Lent is a time to remember that God first reached out to us. This was not a meagre, one-time gesture like those we often make and withdraw, but a profound, lasting and healing covenant. During this season, we reflect on and ask forgiveness for our own alienating, sinful actions. We ponder in deep prayer and silence that God has invested everything, including a beloved Son, into this relationship.

CATHOLIC MORAL THEOLOGY
  • The Heart Has Its Laws —26th Sunday in Ordinary Time
    by Patrick Clark on Thursday, September 23, 2021

    Lectionary: 137 All the readings for the Solemnity of the Most Holy Body and Blood of Christ may be found here on the USCCB website. Numbers 11:25-29 Psalm 19:8-14 James 5:1-6 Mark 9:38-43, 45, 47-48 This post was originally published on September 26th, 2018 under the same title. Blaise Pascal’s famous adage “the heart has its reasons which reason

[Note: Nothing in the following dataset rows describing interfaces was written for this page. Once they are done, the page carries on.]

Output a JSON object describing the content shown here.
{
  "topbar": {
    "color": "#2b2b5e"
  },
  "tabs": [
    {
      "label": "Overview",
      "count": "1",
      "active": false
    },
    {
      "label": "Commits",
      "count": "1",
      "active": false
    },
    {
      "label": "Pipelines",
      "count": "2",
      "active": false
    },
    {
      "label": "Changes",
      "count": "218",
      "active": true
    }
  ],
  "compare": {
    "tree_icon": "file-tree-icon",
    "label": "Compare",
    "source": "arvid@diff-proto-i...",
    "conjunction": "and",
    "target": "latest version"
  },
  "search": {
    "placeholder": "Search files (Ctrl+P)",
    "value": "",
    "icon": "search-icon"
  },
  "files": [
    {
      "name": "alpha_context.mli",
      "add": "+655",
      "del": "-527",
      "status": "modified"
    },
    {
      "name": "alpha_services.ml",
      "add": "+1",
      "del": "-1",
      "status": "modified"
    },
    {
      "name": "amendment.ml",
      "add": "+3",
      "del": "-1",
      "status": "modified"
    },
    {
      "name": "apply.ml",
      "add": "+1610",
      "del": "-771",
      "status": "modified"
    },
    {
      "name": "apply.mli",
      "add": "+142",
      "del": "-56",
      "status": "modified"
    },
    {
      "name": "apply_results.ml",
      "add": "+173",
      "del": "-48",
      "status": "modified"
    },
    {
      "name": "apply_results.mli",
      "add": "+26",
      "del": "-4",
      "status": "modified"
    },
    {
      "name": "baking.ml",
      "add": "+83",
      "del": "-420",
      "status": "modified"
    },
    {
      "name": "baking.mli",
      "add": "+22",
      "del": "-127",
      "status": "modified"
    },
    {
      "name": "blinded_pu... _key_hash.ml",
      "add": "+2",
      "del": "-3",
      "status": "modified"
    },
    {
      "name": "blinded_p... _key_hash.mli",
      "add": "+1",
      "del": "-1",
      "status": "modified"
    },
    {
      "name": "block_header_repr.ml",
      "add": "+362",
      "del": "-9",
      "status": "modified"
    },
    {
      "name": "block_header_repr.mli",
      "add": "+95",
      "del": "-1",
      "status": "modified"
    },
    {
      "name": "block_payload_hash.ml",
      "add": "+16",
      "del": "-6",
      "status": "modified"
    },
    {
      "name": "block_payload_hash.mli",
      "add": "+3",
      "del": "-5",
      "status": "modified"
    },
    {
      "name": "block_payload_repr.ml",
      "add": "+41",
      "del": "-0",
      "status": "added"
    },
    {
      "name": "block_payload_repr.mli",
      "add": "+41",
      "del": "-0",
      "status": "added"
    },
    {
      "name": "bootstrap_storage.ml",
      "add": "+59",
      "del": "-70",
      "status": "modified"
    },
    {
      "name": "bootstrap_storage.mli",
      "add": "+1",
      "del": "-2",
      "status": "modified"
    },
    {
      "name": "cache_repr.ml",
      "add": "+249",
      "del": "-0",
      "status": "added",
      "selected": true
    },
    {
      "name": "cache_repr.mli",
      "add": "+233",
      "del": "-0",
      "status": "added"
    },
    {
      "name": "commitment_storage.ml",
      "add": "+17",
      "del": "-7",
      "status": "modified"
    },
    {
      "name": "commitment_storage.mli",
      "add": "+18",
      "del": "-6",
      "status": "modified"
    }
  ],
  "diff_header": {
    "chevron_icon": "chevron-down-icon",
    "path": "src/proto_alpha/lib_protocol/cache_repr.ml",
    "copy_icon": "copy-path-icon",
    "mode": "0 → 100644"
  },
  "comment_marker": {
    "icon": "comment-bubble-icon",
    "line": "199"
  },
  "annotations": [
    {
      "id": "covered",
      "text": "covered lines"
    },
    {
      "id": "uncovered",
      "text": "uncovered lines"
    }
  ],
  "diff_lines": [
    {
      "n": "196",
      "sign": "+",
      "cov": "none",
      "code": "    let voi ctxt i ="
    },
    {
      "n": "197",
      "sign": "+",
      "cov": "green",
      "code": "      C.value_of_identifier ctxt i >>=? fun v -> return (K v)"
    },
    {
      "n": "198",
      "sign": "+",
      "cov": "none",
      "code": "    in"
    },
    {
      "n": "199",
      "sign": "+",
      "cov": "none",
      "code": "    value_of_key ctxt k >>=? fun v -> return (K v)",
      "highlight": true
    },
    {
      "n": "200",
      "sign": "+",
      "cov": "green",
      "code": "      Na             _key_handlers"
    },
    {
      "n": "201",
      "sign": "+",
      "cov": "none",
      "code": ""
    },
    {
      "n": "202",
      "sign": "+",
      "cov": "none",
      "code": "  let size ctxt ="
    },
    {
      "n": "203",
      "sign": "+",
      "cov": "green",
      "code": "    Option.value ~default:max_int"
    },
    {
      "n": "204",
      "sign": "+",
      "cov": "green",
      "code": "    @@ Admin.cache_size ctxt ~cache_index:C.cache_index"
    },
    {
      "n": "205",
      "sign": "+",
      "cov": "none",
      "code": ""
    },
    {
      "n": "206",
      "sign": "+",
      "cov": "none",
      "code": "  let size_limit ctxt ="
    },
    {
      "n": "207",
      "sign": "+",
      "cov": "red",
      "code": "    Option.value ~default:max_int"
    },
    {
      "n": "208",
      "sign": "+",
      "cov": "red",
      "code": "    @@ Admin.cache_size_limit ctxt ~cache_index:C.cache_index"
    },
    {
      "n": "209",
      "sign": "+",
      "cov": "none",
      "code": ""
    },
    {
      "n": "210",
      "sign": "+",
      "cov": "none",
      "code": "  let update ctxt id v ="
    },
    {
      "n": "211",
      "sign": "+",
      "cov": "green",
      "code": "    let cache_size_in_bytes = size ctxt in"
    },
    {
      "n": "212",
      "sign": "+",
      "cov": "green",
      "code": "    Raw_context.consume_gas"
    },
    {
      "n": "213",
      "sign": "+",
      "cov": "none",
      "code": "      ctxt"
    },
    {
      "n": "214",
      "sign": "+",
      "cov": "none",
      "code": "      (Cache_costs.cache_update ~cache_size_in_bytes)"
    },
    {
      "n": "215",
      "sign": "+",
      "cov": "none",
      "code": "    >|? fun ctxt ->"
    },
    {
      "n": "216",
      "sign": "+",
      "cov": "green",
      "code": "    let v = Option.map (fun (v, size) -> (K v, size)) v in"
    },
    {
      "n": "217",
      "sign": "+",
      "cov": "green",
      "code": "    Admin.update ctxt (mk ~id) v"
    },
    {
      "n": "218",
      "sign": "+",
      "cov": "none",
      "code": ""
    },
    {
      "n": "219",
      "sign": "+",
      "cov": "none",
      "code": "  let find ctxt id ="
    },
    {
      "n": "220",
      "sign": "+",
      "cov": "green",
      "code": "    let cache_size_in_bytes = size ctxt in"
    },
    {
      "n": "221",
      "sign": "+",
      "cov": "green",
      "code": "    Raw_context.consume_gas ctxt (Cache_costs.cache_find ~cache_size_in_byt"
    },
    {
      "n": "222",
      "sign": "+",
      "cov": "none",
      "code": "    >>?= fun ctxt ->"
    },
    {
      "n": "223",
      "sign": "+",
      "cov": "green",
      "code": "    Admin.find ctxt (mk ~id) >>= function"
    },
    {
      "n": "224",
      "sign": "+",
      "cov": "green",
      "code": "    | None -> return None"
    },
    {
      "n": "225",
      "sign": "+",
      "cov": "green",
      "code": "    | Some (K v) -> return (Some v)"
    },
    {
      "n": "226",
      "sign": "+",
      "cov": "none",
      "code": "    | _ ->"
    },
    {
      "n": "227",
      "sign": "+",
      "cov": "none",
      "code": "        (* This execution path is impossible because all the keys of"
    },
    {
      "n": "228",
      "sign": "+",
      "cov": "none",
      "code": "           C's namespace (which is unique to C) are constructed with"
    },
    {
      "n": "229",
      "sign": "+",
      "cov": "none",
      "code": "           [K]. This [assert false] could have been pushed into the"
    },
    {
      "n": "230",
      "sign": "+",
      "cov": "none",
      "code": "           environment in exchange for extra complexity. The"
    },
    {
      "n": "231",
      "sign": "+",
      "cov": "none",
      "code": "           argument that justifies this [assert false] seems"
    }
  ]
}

  • 25th Sunday in Ordinary Time: A Call to Gratitude and Humility
    by Conor Kelly on Wednesday, September 15, 2021

    First Reading: Wisdom 2:12, 17-20 Responsorial Psalm: Psalm 54:3-4, 5, 6, 8 Second Reading: James 3:16–4:3 Gospel: Mark 9:30-37 This week’s readings represent a call to gratitude and humility, specifically envisioned as a rejection of entitlement. That is, the readings all remind us that genuine relationships are not transactions, and so we must not approach

  • 24th Sunday of Ordinary Time: 3 Points about Suffering
    by Patrick Clark on Thursday, September 9, 2021

    All the readings for the Solemnity of the Most Holy Body and Blood of Christ may be found here on the USCCB website. Reading 1: Isaiah 50:5-9 Responsorial Psalm:  Psalm 116 Reading 2: James 2: 14-18 Gospel: Mark 8:27-35 This post was originally published by Jason King on September 12th, 2018 under the same title. In his The Cross and the Lynching Tree,

  • God does all things well: Twenty-third Sunday in Ordinary Time
    by Maria Morrow on Wednesday, September 1, 2021

    Readings for 23rd Sunday in Ordinary Time At times, the sufferings and injustices in the world can be overwhelming. From violent conflicts to natural disasters, it’s no wonder if we sometimes feel frightened, upset, or discouraged. Most of us have had enough times of peace, comfort, and security to be alarmed when that status quo

  • What defiles? 22nd Sunday Ordinary Time commentary
    by David Cloutier on Friday, August 27, 2021

    A recent study of the psychology of ritual behaviors yields some interesting insights. The authors argue that: Our framework focuses on three primary regulatory functions of rituals: regulation of (a) emotions, (b) performance goal states, and (c) social connection.  According to the APA dictionary, a “performance goal” was defined by American psychologist Carol Dweck as